◆ Data records:
=== Section Start ===
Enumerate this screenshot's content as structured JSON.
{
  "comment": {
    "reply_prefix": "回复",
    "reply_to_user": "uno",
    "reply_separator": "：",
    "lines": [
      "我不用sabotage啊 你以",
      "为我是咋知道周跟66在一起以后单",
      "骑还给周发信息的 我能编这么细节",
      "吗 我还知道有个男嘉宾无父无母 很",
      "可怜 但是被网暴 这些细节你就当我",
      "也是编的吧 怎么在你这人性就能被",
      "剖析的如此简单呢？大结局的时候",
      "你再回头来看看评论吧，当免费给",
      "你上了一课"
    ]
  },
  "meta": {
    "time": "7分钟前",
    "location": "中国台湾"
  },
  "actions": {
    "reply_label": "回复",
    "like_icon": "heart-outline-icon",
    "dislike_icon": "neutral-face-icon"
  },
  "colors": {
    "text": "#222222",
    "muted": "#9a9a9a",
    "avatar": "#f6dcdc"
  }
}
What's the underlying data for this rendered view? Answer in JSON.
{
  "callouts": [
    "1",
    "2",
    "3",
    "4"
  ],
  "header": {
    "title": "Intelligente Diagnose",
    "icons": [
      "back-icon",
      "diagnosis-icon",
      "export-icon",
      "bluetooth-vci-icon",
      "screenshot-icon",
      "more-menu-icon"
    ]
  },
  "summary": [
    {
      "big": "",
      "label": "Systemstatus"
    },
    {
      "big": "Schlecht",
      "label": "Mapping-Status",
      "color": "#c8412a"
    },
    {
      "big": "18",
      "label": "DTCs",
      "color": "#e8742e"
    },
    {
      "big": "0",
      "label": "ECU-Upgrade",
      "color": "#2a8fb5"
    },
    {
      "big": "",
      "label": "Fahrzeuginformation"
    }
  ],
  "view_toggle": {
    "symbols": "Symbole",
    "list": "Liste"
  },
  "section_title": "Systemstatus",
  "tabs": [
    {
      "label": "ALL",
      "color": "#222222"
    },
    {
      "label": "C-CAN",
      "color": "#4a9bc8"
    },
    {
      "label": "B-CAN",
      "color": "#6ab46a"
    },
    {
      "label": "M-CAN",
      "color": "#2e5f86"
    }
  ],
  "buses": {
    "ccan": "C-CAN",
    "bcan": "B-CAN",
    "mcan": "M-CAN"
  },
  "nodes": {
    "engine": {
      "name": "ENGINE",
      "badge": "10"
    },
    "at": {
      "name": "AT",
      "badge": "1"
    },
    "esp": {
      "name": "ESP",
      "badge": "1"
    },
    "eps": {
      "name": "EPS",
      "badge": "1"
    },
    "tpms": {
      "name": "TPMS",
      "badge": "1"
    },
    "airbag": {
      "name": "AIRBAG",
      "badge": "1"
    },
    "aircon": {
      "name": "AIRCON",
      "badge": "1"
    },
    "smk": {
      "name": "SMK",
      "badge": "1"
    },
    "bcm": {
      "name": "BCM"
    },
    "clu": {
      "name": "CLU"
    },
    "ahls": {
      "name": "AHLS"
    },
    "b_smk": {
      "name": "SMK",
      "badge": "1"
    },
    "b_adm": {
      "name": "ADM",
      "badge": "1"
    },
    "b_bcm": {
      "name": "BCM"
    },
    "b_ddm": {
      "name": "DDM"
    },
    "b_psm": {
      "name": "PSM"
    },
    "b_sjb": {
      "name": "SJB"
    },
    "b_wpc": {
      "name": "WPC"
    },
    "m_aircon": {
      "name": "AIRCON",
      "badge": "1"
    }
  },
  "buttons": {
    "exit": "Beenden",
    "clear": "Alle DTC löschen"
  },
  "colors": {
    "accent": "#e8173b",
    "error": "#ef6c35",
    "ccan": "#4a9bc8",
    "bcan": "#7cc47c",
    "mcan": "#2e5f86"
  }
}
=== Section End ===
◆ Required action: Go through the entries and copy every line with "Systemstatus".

◆ Reply to the exercise:
      "label": "Systemstatus"
  "section_title": "Systemstatus",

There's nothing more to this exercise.